National Forensic League Chapter 1967
John F. Kennedy High School, Willingboro, New Jersey
Photograph from 1967 Gryphon Yearbook in my possession.
I am center front with partner Margie Sussman second from my left.
Terry Galvin is the young man in the far right of the photo.

After arrival, we were herded into a room and introduced to the RVRHS students who would be our guides for the day. They would be responsible for leading us to the various rooms scheduled for our debates which were presented to English classes. Earlier Mr. Brokaw, the resident debate coach, had recruited students from his classes to act as guides. Innocently sitting in his senior honors English class was Edward Kelly, not shy about volunteering to get out of class for a day. He was introduced as our guide.

Edward "Ed" William Kelly
Senior photo from  1967 Red Oak Yearbook
Rancocas Regional High School
Mount Holly, New Jersey

We enjoyed talking to each other as we moved from class to class. One of the members of our debate team, Terry Galvin, had attended grade school in Mt. Holly with some of the members of their team. As it was often done during that time, Ed asked him to find out if I would be willing to "go out." When word was received back through channels that I would, he called and asked me out. Suave and sophisticated in his approach, he asked if I would like to go out Saturday night. Not willing to be a push over, I countered "What would we be doing?" Without  missing a beat, Ed replied, "Let's run away and get married." Very much caught off guard, I just said no. Then Ed suggested the much safer bowling.

It is hard to imagine that it has been 48 years since that date. After 4.5 years of dating, 43 years of marriage, two children, two grandchildren, 30 years with the U. S. Navy, and 22 moves, I am still in love with the twinkle in his eyes. Today I am celebrating how a chance encounter changed our lives.

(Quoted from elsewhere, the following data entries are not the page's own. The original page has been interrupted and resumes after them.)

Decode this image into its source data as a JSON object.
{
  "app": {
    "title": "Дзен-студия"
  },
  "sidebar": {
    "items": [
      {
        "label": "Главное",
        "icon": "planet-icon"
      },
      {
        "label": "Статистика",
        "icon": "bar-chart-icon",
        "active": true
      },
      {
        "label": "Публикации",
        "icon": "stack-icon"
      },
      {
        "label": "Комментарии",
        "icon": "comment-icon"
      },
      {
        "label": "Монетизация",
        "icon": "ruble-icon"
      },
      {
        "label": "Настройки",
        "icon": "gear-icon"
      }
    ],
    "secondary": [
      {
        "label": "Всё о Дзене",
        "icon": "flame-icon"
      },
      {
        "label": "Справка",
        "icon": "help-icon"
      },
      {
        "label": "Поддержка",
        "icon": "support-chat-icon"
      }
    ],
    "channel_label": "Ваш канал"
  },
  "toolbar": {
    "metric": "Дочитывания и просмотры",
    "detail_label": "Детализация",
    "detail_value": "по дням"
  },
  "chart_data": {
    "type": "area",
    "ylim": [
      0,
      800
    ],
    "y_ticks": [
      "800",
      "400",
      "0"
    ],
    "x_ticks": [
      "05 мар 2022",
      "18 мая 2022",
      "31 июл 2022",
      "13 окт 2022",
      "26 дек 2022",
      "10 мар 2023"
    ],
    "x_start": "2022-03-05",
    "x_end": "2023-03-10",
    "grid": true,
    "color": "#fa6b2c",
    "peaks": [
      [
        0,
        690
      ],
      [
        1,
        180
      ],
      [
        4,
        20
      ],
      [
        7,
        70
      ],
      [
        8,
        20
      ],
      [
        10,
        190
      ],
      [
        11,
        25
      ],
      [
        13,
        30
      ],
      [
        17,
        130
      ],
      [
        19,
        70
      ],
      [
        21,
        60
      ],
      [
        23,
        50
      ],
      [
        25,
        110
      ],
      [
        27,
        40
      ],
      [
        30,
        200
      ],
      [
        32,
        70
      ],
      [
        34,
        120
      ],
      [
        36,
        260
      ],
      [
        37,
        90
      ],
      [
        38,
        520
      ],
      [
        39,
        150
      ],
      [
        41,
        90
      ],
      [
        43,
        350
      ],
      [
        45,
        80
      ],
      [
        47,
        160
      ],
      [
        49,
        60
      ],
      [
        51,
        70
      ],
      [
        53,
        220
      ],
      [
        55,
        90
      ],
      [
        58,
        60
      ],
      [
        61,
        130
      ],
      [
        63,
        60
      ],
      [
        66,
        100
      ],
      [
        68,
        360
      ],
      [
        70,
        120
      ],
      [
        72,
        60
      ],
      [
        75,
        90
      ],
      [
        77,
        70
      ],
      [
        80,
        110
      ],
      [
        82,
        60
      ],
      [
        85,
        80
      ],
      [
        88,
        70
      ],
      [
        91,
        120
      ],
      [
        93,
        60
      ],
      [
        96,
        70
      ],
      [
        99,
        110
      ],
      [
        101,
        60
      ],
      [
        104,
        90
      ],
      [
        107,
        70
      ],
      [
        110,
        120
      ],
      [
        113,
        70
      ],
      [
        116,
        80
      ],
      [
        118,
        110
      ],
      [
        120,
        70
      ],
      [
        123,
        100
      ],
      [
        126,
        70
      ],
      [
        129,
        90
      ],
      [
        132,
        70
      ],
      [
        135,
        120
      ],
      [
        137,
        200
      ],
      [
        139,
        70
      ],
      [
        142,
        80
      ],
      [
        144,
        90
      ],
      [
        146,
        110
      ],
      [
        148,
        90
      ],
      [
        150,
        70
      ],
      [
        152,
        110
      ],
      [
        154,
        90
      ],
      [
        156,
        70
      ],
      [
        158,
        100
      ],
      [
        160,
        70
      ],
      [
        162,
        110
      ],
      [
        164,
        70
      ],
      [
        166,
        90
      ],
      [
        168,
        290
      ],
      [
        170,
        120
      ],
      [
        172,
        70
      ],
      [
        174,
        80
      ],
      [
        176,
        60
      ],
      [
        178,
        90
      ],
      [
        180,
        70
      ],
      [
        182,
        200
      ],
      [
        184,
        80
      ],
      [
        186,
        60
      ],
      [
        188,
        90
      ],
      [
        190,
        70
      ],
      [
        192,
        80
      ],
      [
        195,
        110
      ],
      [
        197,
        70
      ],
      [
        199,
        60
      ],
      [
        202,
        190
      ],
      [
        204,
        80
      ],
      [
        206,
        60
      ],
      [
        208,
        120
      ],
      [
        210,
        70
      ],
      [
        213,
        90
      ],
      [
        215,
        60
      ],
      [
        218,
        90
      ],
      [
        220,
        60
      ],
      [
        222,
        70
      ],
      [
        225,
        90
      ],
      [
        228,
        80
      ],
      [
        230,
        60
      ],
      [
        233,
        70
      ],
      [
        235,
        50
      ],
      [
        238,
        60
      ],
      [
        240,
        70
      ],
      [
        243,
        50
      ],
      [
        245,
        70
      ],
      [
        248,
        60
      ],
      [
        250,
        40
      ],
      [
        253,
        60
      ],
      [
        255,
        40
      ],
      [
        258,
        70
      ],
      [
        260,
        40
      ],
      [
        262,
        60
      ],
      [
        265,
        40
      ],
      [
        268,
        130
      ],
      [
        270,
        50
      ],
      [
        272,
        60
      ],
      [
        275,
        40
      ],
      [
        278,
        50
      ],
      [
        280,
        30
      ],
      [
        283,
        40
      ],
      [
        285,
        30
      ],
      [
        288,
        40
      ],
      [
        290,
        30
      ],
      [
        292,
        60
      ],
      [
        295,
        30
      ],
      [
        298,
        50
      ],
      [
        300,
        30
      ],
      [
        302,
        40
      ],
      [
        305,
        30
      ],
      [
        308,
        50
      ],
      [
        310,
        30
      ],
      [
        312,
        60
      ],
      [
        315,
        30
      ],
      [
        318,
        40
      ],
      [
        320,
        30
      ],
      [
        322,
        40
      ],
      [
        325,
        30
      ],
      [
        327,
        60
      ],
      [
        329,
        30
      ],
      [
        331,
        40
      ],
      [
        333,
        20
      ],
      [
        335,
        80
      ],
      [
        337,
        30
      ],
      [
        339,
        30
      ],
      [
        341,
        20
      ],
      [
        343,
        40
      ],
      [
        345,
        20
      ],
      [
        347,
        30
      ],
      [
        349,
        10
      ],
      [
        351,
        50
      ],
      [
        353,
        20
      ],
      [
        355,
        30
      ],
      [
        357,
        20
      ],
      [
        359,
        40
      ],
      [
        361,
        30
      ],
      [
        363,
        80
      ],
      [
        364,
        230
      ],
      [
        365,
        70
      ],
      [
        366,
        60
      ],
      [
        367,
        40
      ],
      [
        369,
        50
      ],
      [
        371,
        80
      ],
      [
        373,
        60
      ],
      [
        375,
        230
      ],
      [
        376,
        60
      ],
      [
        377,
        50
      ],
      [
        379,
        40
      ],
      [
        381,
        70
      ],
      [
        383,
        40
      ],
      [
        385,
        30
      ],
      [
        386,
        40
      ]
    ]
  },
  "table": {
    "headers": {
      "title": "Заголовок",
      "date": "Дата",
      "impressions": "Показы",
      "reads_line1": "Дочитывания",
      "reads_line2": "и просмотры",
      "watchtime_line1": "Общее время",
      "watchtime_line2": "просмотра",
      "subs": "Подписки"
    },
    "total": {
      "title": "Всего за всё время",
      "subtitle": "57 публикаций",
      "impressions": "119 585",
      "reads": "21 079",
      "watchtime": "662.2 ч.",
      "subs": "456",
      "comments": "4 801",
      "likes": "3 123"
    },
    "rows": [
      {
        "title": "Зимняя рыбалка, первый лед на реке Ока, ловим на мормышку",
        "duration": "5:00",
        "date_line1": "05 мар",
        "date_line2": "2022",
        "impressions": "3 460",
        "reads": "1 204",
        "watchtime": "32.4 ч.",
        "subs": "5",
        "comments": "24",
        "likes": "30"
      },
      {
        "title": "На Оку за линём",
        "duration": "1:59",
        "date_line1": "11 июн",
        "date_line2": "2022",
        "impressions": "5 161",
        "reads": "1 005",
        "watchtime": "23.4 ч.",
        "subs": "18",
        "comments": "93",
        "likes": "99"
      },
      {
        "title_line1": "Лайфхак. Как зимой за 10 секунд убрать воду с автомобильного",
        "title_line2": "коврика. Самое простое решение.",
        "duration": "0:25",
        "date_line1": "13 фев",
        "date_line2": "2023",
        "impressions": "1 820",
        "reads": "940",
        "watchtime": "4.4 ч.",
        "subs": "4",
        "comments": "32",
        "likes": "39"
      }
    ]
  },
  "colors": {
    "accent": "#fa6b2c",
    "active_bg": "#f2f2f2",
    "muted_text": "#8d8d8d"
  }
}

  1. Cecily! I've not seen or heard from you or Ed in years! I sent you email with my contact!

    Congrats, of course! But call me!